About this task: Keep only the lines of the listing that include the word "JSON", and copy them.

Data provided:
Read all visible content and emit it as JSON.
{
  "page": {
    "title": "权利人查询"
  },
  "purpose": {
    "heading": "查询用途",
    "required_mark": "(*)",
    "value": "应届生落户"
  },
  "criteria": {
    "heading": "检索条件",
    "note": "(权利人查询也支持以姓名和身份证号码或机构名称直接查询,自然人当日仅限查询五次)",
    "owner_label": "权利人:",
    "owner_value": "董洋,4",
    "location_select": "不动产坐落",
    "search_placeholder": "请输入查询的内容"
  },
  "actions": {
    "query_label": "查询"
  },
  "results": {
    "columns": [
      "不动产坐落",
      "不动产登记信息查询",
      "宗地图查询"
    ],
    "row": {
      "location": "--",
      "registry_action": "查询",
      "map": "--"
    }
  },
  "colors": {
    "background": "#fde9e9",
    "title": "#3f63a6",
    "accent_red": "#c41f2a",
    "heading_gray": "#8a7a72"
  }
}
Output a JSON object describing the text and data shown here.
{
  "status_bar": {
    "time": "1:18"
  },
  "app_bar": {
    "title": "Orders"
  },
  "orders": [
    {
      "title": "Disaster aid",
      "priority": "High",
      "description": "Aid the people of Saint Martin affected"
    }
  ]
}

Your response:
Read all visible content and emit it as JSON.
Output a JSON object describing the text and data shown here.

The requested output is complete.